Moreover, Democrats argue, tax reform doesn't meet the requirements that Republicans have set for supporting an increase in the debt limit. House Speaker John A. Boehner, R-Ohio, has repeatedly said he would demand "cuts and reforms" sufficient to put the nation on a path to a balanced budget. But the GOP vision for tax reform is "revenue neutral," meaning all the cash raised from wiping out tax breaks would be returned to taxpayers in the form of lower rates, with no money left over to reduce annual budget deficits.
Obama, by contrast, is pressing to raise taxes on the wealthy by at least $600 billion over the next decade.
Camp argues that a simpler tax code would spur economic activity, create jobs, increase wages and, thus, raise revenue, offering "one way out of our debt."
"Obviously, we've already done a lot to cut (agency) spending. The committee is also looking at entitlement reform, but those hearings are just beginning," Camp said. Tax reform, on the other hand, has been in the planning stages for two years. Camp has already unveiled proposals related to Wall Street, small businesses and international taxation and is vowing to draft complete legislation by the end of the year.
"It's not small ball. It's a big idea," Camp said. "This is something that is important and something that we could connect with the debt limit."
Nearly 30 GOP lawmakers attended the first meeting on the subject Thursday afternoon.

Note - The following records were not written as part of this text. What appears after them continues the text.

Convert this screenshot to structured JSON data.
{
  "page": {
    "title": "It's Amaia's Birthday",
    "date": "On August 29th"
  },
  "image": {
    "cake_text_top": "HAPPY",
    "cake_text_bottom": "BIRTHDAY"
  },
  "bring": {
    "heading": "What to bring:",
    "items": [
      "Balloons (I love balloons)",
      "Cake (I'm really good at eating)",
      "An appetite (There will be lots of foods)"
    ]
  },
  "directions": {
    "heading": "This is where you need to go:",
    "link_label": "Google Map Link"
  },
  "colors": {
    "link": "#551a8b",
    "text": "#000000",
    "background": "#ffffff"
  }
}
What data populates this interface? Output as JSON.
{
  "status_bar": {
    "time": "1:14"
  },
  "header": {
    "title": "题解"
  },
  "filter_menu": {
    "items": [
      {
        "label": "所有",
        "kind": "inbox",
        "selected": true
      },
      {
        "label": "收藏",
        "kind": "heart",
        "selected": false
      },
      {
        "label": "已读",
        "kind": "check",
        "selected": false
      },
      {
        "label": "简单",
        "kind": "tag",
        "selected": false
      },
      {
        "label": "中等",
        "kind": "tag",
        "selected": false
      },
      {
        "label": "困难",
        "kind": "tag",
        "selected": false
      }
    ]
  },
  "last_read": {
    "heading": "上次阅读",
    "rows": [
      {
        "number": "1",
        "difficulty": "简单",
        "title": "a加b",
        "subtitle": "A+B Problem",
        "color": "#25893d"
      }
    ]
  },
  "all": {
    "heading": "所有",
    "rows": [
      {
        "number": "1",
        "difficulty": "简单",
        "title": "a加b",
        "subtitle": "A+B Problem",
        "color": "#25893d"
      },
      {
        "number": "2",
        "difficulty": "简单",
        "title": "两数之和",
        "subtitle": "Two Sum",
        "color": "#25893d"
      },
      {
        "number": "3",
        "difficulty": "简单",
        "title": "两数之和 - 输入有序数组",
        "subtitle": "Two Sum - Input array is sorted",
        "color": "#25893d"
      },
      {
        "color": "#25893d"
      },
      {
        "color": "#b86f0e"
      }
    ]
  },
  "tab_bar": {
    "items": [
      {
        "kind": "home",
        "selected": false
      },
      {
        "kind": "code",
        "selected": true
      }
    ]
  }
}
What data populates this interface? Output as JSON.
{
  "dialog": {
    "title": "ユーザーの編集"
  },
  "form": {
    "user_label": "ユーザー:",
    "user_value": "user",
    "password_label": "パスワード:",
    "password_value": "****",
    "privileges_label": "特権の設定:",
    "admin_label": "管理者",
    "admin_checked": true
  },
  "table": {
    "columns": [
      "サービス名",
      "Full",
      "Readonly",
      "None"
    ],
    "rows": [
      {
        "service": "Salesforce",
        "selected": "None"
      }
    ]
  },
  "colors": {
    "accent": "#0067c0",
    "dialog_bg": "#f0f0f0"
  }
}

Additional sessions are planned when the House returns after a week-long break. Boehner spokesman Michael Steel said tax reform is among an array of options under consideration, adding that a final decision has yet to be made "about the best combination of spending cuts and reforms that will be necessary to increase the debt limit in accordance with the Boehner rule."
GOP aides, however, said tax reform has emerged as the best option for House leaders determined to act early, avoid blame for another debt-limit crisis and associate the party with policies that help ordinary families.

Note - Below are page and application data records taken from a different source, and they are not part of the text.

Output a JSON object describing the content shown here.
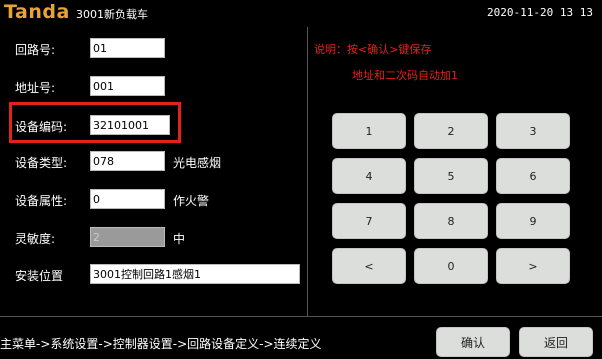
{
  "header": {
    "brand": "Tanda",
    "subtitle": "3001新负载车",
    "datetime": "2020-11-20 13 13"
  },
  "form": {
    "loop_label": "回路号:",
    "loop_value": "01",
    "address_label": "地址号:",
    "address_value": "001",
    "code_label": "设备编码:",
    "code_value": "32101001",
    "type_label": "设备类型:",
    "type_value": "078",
    "type_text": "光电感烟",
    "attr_label": "设备属性:",
    "attr_value": "0",
    "attr_text": "作火警",
    "sens_label": "灵敏度:",
    "sens_value": "2",
    "sens_text": "中",
    "location_label": "安装位置",
    "location_value": "3001控制回路1感烟1"
  },
  "note": {
    "line1": "说明：按<确认>键保存",
    "line2": "地址和二次码自动加1"
  },
  "keypad": {
    "k1": "1",
    "k2": "2",
    "k3": "3",
    "k4": "4",
    "k5": "5",
    "k6": "6",
    "k7": "7",
    "k8": "8",
    "k9": "9",
    "left": "<",
    "k0": "0",
    "right": ">"
  },
  "footer": {
    "breadcrumb": "主菜单->系统设置->控制器设置->回路设备定义->连续定义",
    "confirm": "确认",
    "back": "返回"
  }
}
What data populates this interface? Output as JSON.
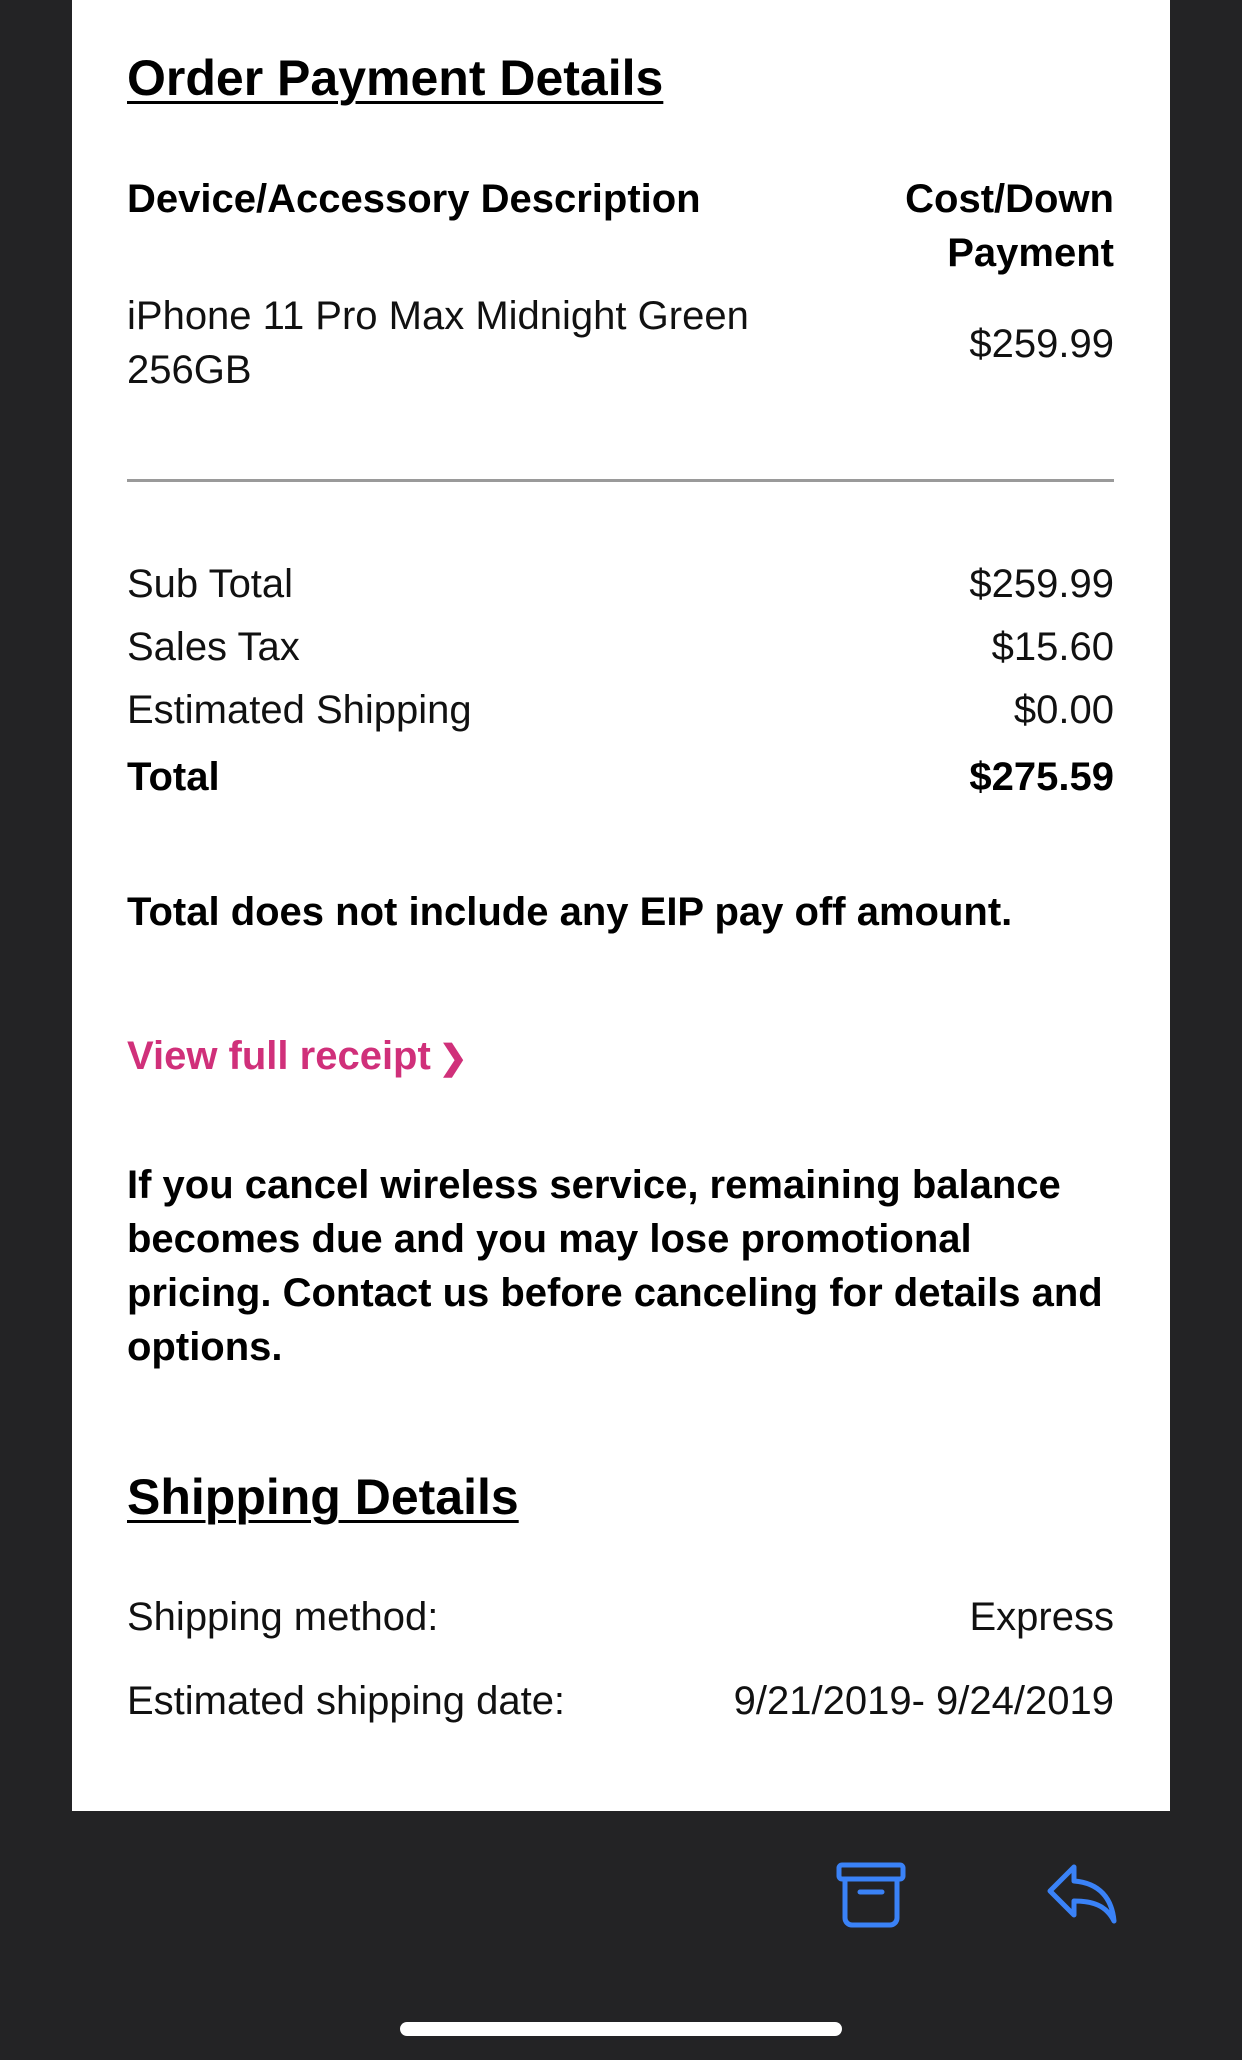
{
  "order_payment": {
    "heading": "Order Payment Details",
    "col_left": "Device/Accessory Description",
    "col_right": "Cost/Down Payment",
    "item": {
      "description": "iPhone 11 Pro Max Midnight Green 256GB",
      "price": "$259.99"
    },
    "summary": [
      {
        "label": "Sub Total",
        "value": "$259.99"
      },
      {
        "label": "Sales Tax",
        "value": "$15.60"
      },
      {
        "label": "Estimated Shipping",
        "value": "$0.00"
      },
      {
        "label": "Total",
        "value": "$275.59"
      }
    ],
    "eip_notice": "Total does not include any EIP pay off amount.",
    "receipt_link": "View full receipt",
    "receipt_link_chevron": "❯",
    "cancel_notice": "If you cancel wireless service, remaining balance becomes due and you may lose promotional pricing. Contact us before canceling for details and options."
  },
  "shipping": {
    "heading": "Shipping Details",
    "method_label": "Shipping method:",
    "method_value": "Express",
    "date_label": "Estimated shipping date:",
    "date_value": "9/21/2019- 9/24/2019"
  },
  "toolbar": {
    "archive_icon": "archive-icon",
    "reply_icon": "reply-icon",
    "icon_color": "#3a82f7"
  },
  "colors": {
    "link": "#d0307a",
    "background": "#232325",
    "card": "#ffffff"
  }
}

The White House, meanwhile, insists that it will not negotiate over the debt limit. "Congressional Republicans have been presented a very common-sense compromise budget offer and have gotten the regular order process they have been asking for for years. Now the ball is in their court," said an administration official, speaking on the condition of anonymity to discuss private talks. "The one thing that is nonnegotiable is the debt limit - no trading, no negotiating over paying the bills Congress has racked up. Earlier this year they passed on putting our nation at risk of default, and it's incumbent upon them to do it again."

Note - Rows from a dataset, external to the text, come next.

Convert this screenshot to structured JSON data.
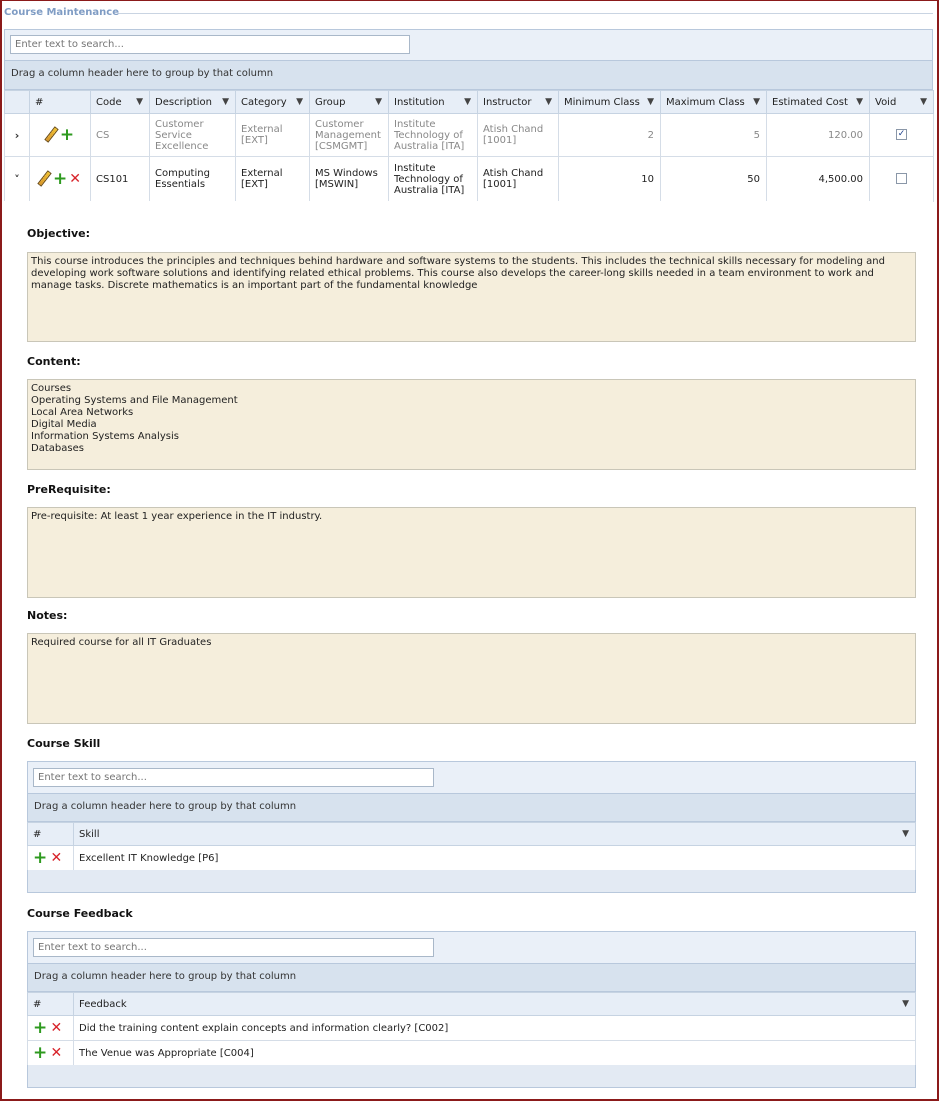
{
  "app": {
    "title": "Course Maintenance"
  },
  "search": {
    "placeholder": "Enter text to search..."
  },
  "group_hint": "Drag a column header here to group by that column",
  "main_grid": {
    "columns": [
      "#",
      "Code",
      "Description",
      "Category",
      "Group",
      "Institution",
      "Instructor",
      "Minimum Class",
      "Maximum Class",
      "Estimated Cost",
      "Void"
    ],
    "rows": [
      {
        "expander": "›",
        "code": "CS",
        "description": "Customer Service Excellence",
        "category": "External [EXT]",
        "group": "Customer Management [CSMGMT]",
        "institution": "Institute Technology of Australia [ITA]",
        "instructor": "Atish Chand [1001]",
        "min_class": "2",
        "max_class": "5",
        "cost": "120.00",
        "void_mark": "✓"
      },
      {
        "expander": "˅",
        "code": "CS101",
        "description": "Computing Essentials",
        "category": "External [EXT]",
        "group": "MS Windows [MSWIN]",
        "institution": "Institute Technology of Australia [ITA]",
        "instructor": "Atish Chand [1001]",
        "min_class": "10",
        "max_class": "50",
        "cost": "4,500.00",
        "void_mark": ""
      }
    ]
  },
  "detail": {
    "objective_label": "Objective:",
    "objective_text": "This course introduces the principles and techniques behind hardware and software systems to the students. This includes the technical skills necessary for modeling and developing work software solutions and identifying related ethical problems. This course also develops the career-long skills needed in a team environment to work and manage tasks. Discrete mathematics is an important part of the fundamental knowledge",
    "content_label": "Content:",
    "content_text": "Courses\nOperating Systems and File  Management\nLocal Area Networks\nDigital Media\nInformation Systems Analysis\nDatabases",
    "prerequisite_label": "PreRequisite:",
    "prerequisite_text": "Pre-requisite: At least 1 year experience in the IT industry.",
    "notes_label": "Notes:",
    "notes_text": "Required course for all IT Graduates"
  },
  "course_skill": {
    "title": "Course Skill",
    "columns": [
      "#",
      "Skill"
    ],
    "rows": [
      "Excellent IT Knowledge [P6]"
    ]
  },
  "course_feedback": {
    "title": "Course Feedback",
    "columns": [
      "#",
      "Feedback"
    ],
    "rows": [
      "Did the training content explain concepts and information clearly? [C002]",
      "The Venue was Appropriate [C004]"
    ]
  },
  "icons": {
    "filter": "filter-icon",
    "edit": "pencil-icon",
    "add": "plus-icon",
    "delete": "cross-icon",
    "accent_green": "#2e9a1f",
    "accent_red": "#d8232a",
    "memo_bg": "#f5eedc",
    "frame_border": "#8b1a1a"
  }
}
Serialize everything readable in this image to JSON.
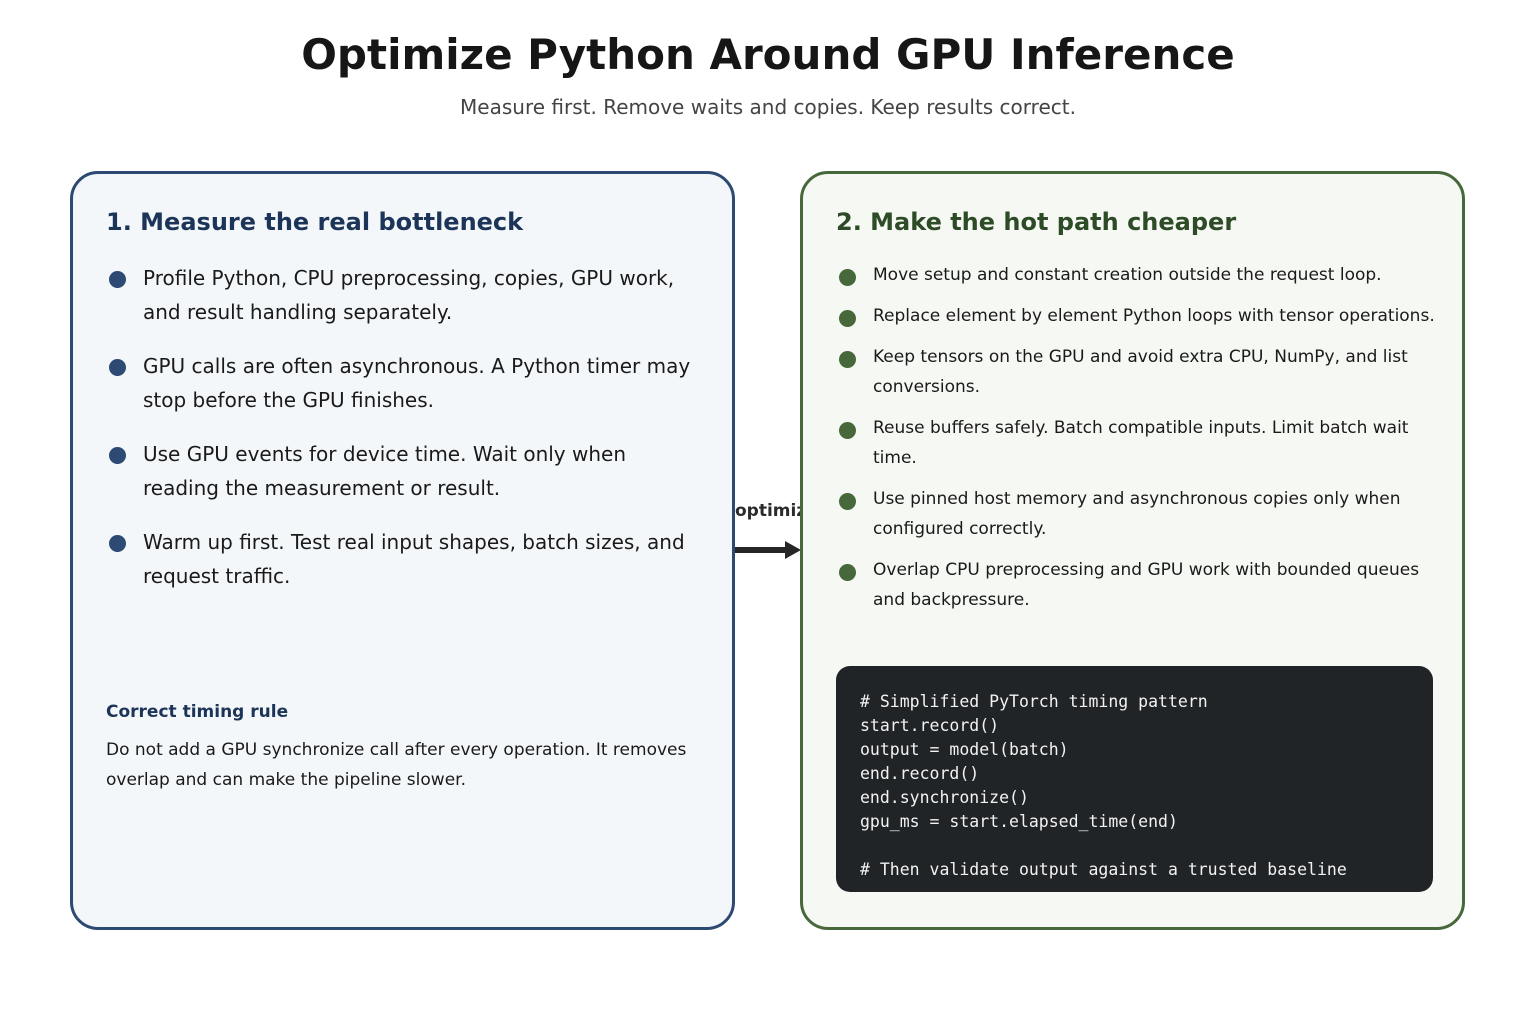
{
  "header": {
    "title": "Optimize Python Around GPU Inference",
    "subtitle": "Measure first. Remove waits and copies. Keep results correct."
  },
  "left_panel": {
    "heading": "1. Measure the real bottleneck",
    "items": [
      "Profile Python, CPU preprocessing, copies, GPU work, and result handling separately.",
      "GPU calls are often asynchronous. A Python timer may stop before the GPU finishes.",
      "Use GPU events for device time. Wait only when reading the measurement or result.",
      "Warm up first. Test real input shapes, batch sizes, and request traffic."
    ],
    "rule_title": "Correct timing rule",
    "rule_text": "Do not add a GPU synchronize call after every operation. It removes overlap and can make the pipeline slower."
  },
  "connector": {
    "label": "optimize"
  },
  "right_panel": {
    "heading": "2. Make the hot path cheaper",
    "items": [
      "Move setup and constant creation outside the request loop.",
      "Replace element by element Python loops with tensor operations.",
      "Keep tensors on the GPU and avoid extra CPU, NumPy, and list conversions.",
      "Reuse buffers safely. Batch compatible inputs. Limit batch wait time.",
      "Use pinned host memory and asynchronous copies only when configured correctly.",
      "Overlap CPU preprocessing and GPU work with bounded queues and backpressure."
    ],
    "code_lines": [
      "# Simplified PyTorch timing pattern",
      "start.record()",
      "output = model(batch)",
      "end.record()",
      "end.synchronize()",
      "gpu_ms = start.elapsed_time(end)",
      "",
      "# Then validate output against a trusted baseline"
    ]
  },
  "colors": {
    "left_accent": "#2c4a72",
    "right_accent": "#47683a",
    "code_background": "#212427"
  }
}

The House strategy is developing, and Camp said it is not clear how it might come together. Negotiations are underway between the House and Senate budget committee chairmen, Rep. Paul Ryan, R-Wis., and Sen. Patty Murray, D-Wash. If those talks become the forum for striking a budget deal and raising the debt limit, GOP aides said, Republicans could insist that a tax overhaul be put on the legislative fast track, with special protections from filibusters in the Senate. The debt limit might be raised for only a few months, with the promise of another increase when tax reform legislation passes the Senate.
Such an agreement, however, would require Republicans and Democrats to resolve the long-standing dispute over whether tax reform should generate fresh tax revenue to reduce deficits or whether it should lower tax rates. In a recent hearing on the Obama budget, Baucus suggested a compromise: Maybe, he said, tax reform should do both.
"We will close billions of dollars of loopholes. Some of this revenue should be used to cut taxes for America's families and help our businesses create jobs, and some of the revenue raised in tax reform should also be used to reduce the deficit," Baucus said. "It's all about finding common ground."